● EXERCISE REQUIREMENTS
Search the material below for the string "DevOps" and extract each line that has it.

● SUPPLIED RECORDS
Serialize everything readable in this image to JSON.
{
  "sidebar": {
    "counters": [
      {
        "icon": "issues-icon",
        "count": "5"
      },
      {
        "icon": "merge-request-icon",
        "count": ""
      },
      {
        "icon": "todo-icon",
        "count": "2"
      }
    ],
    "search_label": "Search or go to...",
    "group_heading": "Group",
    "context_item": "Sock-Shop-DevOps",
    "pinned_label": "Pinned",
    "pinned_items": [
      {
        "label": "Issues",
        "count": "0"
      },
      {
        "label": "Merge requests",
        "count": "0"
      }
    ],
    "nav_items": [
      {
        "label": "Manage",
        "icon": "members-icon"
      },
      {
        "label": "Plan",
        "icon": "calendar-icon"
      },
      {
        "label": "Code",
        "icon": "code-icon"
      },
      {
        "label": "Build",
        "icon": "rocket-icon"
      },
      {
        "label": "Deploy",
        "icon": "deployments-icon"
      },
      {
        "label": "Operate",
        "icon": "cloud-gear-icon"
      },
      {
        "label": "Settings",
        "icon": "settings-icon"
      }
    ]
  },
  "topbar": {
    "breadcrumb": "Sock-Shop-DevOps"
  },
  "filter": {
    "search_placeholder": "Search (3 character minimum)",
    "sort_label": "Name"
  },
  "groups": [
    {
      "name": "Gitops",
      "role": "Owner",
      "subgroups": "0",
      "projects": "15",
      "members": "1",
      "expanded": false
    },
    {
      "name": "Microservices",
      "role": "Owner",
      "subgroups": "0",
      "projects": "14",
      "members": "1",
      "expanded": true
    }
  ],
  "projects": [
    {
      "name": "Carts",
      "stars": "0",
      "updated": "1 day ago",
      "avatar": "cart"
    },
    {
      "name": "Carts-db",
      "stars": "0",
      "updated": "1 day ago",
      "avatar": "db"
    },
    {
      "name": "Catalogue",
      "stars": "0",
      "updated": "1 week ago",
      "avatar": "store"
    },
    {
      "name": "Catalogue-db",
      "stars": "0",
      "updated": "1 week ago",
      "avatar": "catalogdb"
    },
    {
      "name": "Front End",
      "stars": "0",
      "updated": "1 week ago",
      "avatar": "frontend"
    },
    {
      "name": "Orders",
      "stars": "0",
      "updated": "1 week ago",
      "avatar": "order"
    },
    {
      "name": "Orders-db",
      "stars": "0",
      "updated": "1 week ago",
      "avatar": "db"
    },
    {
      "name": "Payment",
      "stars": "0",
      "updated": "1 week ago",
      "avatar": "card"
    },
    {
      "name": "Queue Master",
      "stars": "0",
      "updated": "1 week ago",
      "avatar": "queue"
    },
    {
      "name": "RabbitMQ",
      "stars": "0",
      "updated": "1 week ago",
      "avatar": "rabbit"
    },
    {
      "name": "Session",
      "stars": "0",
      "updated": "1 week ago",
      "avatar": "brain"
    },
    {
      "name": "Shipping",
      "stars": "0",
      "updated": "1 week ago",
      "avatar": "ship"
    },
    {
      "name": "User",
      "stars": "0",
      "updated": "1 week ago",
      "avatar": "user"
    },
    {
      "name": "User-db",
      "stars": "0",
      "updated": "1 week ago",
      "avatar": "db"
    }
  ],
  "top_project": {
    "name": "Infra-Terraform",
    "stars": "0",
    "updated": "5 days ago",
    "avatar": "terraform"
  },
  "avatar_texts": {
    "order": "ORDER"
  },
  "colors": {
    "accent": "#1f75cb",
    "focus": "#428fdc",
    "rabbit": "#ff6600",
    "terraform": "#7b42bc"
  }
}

● EXPECTED OUTPUT
    "context_item": "Sock-Shop-DevOps",
    "breadcrumb": "Sock-Shop-DevOps"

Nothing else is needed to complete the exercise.